a story about bad grammar and non-existent punctuation and my TEFL adventures
We all spend a fair amount of our lives in a classroom or studying or trying to learn something. I have spent almost 17 years of my life trying to make sure discrete bits of information don’t fall out of my brain the minute I stop to make a cup of tea. 17 years! And then I think about how much of that I remember, and I mean really remember, and I kinda wonder what I should’ve been doing instead (writing the great novel? climbing kiliminjaro? the list is endless).
Happily, though, there are a few random things that will always be bouncing around inside your head. You will probably never forget the value of Pi, the year Jan van Riebeeck “discovered” the Cape or amo amas amat, which is great for pub quizzes but not much else. It’s the really useful things that we want to remember that we need to take care of and safeguard against deterioration.
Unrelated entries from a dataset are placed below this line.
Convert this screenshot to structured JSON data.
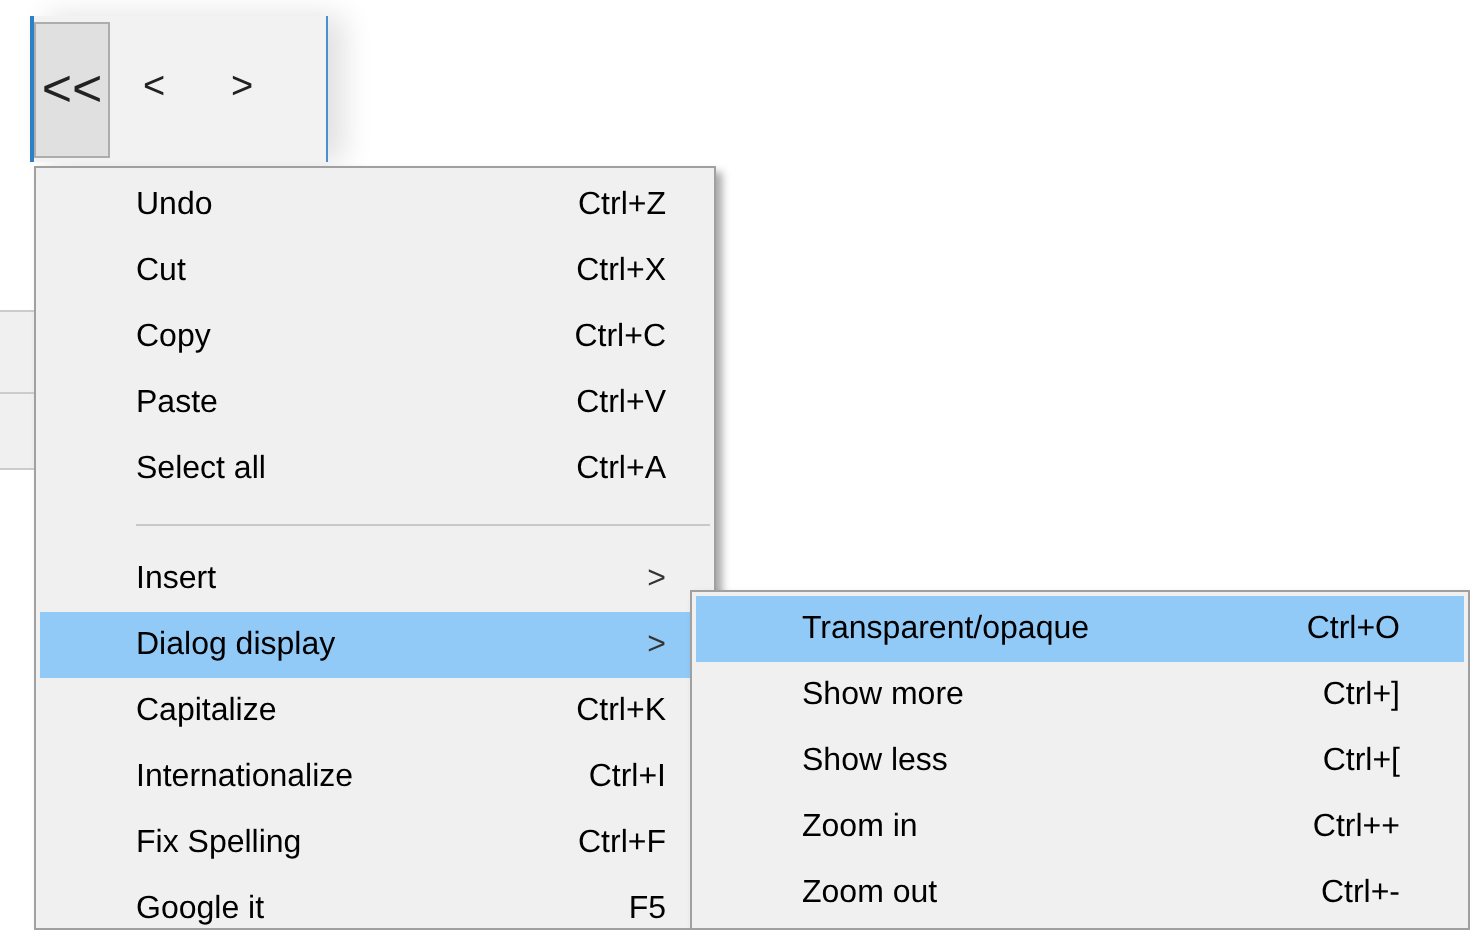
{
  "toolbar": {
    "buttons": [
      {
        "label": "<<",
        "pressed": true
      },
      {
        "label": "<",
        "pressed": false
      },
      {
        "label": ">",
        "pressed": false
      }
    ]
  },
  "context_menu": {
    "items": [
      {
        "kind": "item",
        "label": "Undo",
        "shortcut": "Ctrl+Z",
        "selected": false
      },
      {
        "kind": "item",
        "label": "Cut",
        "shortcut": "Ctrl+X",
        "selected": false
      },
      {
        "kind": "item",
        "label": "Copy",
        "shortcut": "Ctrl+C",
        "selected": false
      },
      {
        "kind": "item",
        "label": "Paste",
        "shortcut": "Ctrl+V",
        "selected": false
      },
      {
        "kind": "item",
        "label": "Select all",
        "shortcut": "Ctrl+A",
        "selected": false
      },
      {
        "kind": "separator"
      },
      {
        "kind": "submenu",
        "label": "Insert",
        "arrow": ">",
        "selected": false
      },
      {
        "kind": "submenu",
        "label": "Dialog display",
        "arrow": ">",
        "selected": true
      },
      {
        "kind": "item",
        "label": "Capitalize",
        "shortcut": "Ctrl+K",
        "selected": false
      },
      {
        "kind": "item",
        "label": "Internationalize",
        "shortcut": "Ctrl+I",
        "selected": false
      },
      {
        "kind": "item",
        "label": "Fix Spelling",
        "shortcut": "Ctrl+F",
        "selected": false
      },
      {
        "kind": "item",
        "label": "Google it",
        "shortcut": "F5",
        "selected": false
      }
    ]
  },
  "submenu": {
    "items": [
      {
        "kind": "item",
        "label": "Transparent/opaque",
        "shortcut": "Ctrl+O",
        "selected": true
      },
      {
        "kind": "item",
        "label": "Show more",
        "shortcut": "Ctrl+]",
        "selected": false
      },
      {
        "kind": "item",
        "label": "Show less",
        "shortcut": "Ctrl+[",
        "selected": false
      },
      {
        "kind": "item",
        "label": "Zoom in",
        "shortcut": "Ctrl++",
        "selected": false
      },
      {
        "kind": "item",
        "label": "Zoom out",
        "shortcut": "Ctrl+-",
        "selected": false
      }
    ]
  }
}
One thing that I will always keep with me from my Master’s degree, is the memory, or forgetting, curve. Karl Ebbinghaus came up with this graph to show how new information is lost over time. This is common sense – we all know that you need to repeat or rehearse information or come into contact with it a few times before it will stick, so to speak. But what this graph quantifies for us and how it will help us, is that it shows exactly when the decay will take place.
Have a look:
So we can see that the first time we learn a word, in the case of language learning, it will be forgotten very quickly. To counteract this forgetting, we need to review the word basically immediately. The next time, it should be reviewed a bit later and the next time even later. In other words, the gaps between the revisions should get longer and longer because while your forgetting will be most severe in the beginning, the rate is exponential so that the rate of forgetting decreases with time.
Bu what is so magical is that every time you review the word, your retention goes back to 100% but the rate of forgetting is less than before because the memory is stronger. So every time you learn a new word, it’s remembered better. Like this:
Now, what very clever, technological-types have been doing is designing software which uses this algorithm to help us learn better. Anki and Duolingo are just two applications which are proving to be both popular and effective. Of course, you actually have to use it for it be effective (no osmosis apps yet), but it will present language to you at the most optimal time for your learning. They’re free too, so if you don’t believe me go try them for yourself.
Now why didn’t I spend those 17 years doing something as useful as this research?